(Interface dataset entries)
- Opening Delimiter -

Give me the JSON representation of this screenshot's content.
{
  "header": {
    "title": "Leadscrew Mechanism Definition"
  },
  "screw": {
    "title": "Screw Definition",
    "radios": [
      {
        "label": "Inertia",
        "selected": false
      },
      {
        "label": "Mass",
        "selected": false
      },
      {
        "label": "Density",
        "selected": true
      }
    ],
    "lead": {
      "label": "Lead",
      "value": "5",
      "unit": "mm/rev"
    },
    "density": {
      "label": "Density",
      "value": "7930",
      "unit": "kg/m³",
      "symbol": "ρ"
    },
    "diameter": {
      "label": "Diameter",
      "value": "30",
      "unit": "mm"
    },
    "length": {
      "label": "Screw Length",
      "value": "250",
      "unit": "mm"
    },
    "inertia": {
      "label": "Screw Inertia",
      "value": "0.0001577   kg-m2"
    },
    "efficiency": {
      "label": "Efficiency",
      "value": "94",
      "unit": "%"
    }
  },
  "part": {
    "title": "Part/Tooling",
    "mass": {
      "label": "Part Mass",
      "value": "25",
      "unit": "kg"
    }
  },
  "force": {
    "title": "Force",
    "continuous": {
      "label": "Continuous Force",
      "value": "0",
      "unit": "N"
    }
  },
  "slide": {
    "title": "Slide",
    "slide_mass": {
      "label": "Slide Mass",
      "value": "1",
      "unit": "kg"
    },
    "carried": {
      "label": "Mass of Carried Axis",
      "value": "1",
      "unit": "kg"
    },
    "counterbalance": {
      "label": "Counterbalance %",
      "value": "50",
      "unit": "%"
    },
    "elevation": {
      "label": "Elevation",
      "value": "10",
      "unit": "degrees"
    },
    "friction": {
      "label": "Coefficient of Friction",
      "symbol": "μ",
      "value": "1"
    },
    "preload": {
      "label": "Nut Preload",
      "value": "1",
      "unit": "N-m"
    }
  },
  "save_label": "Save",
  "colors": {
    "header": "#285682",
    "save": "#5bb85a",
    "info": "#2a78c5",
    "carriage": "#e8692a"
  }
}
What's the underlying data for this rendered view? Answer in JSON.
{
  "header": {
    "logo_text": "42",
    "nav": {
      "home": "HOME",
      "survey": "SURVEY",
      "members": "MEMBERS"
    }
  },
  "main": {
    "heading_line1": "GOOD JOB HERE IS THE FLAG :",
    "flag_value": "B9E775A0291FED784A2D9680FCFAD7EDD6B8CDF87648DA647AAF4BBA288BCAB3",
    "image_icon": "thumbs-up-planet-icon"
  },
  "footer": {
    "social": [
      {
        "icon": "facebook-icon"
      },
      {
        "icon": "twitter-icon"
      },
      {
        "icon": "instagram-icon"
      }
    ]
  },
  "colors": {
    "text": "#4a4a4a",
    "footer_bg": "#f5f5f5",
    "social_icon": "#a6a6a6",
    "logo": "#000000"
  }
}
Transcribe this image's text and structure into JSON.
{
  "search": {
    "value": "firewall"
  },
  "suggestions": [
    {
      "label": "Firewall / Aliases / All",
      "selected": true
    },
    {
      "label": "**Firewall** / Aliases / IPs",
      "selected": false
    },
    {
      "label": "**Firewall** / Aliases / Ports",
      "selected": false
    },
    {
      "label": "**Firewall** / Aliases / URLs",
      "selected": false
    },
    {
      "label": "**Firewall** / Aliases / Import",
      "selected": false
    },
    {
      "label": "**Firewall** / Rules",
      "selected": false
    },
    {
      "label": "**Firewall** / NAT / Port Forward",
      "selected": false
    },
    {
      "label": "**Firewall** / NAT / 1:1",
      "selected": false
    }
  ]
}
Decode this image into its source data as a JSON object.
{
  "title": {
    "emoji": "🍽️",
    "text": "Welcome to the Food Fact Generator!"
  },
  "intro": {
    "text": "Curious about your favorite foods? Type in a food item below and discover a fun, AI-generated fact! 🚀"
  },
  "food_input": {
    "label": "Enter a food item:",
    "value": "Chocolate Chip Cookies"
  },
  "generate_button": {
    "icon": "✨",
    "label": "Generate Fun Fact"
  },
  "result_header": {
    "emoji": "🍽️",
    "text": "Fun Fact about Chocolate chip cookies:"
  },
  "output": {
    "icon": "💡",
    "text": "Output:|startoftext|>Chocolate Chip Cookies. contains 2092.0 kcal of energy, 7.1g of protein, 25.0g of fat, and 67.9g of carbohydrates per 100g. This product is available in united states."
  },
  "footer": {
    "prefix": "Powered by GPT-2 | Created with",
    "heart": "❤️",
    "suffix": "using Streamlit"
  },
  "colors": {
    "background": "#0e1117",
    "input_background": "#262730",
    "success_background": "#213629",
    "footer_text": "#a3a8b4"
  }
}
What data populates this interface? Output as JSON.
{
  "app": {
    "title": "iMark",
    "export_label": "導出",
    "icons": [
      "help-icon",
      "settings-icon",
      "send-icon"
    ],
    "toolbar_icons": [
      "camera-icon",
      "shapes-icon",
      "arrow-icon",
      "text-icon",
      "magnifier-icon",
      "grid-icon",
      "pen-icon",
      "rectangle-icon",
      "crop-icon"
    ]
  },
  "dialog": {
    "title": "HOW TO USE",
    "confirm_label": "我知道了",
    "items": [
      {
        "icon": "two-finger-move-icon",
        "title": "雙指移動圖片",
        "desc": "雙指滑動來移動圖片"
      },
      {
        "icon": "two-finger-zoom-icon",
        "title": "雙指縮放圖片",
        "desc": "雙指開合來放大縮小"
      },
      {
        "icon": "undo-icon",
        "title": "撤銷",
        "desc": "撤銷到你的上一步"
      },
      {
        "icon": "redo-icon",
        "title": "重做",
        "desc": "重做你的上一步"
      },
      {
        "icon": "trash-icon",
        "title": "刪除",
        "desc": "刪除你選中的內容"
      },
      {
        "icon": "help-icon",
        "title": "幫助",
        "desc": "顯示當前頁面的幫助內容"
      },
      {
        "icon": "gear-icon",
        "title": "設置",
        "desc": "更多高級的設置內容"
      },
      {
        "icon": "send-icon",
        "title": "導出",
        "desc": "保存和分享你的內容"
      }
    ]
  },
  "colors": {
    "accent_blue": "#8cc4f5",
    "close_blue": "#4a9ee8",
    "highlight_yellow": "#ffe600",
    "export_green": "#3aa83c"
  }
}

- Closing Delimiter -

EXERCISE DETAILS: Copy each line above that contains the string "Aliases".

SOLVED EXERCISE:
      "label": "Firewall / Aliases / All",
      "label": "**Firewall** / Aliases / IPs",
      "label": "**Firewall** / Aliases / Ports",
      "label": "**Firewall** / Aliases / URLs",
      "label": "**Firewall** / Aliases / Import",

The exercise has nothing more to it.